# [Task to complete]
Lines in the listing that hold the string "condition" need to be tallied, and the total given alone.
────────
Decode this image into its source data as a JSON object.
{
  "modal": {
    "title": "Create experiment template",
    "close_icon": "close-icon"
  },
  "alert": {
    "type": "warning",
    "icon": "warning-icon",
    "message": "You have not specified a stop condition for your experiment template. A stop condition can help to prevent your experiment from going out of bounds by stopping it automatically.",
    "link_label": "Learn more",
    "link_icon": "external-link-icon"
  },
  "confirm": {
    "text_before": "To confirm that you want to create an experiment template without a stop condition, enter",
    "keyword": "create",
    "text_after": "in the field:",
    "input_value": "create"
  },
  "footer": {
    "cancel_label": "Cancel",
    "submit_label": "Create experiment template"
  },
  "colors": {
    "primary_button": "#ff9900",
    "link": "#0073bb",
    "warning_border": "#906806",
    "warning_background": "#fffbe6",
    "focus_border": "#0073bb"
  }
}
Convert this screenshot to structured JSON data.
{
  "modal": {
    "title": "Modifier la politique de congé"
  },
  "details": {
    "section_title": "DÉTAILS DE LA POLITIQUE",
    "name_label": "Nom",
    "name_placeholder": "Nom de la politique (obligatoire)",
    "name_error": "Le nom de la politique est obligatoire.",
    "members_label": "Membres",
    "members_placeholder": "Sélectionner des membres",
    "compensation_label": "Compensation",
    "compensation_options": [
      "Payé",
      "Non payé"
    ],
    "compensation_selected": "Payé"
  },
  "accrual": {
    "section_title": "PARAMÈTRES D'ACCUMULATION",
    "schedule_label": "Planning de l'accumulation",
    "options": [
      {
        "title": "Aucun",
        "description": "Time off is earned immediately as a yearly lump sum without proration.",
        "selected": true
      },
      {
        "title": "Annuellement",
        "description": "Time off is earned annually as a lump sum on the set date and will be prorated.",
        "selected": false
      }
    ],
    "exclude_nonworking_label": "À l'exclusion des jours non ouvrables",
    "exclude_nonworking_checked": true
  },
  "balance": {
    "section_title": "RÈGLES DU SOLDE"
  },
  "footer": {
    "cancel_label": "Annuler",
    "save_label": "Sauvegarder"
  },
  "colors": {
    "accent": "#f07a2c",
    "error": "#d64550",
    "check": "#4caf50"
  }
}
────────
# [Problem solution]
2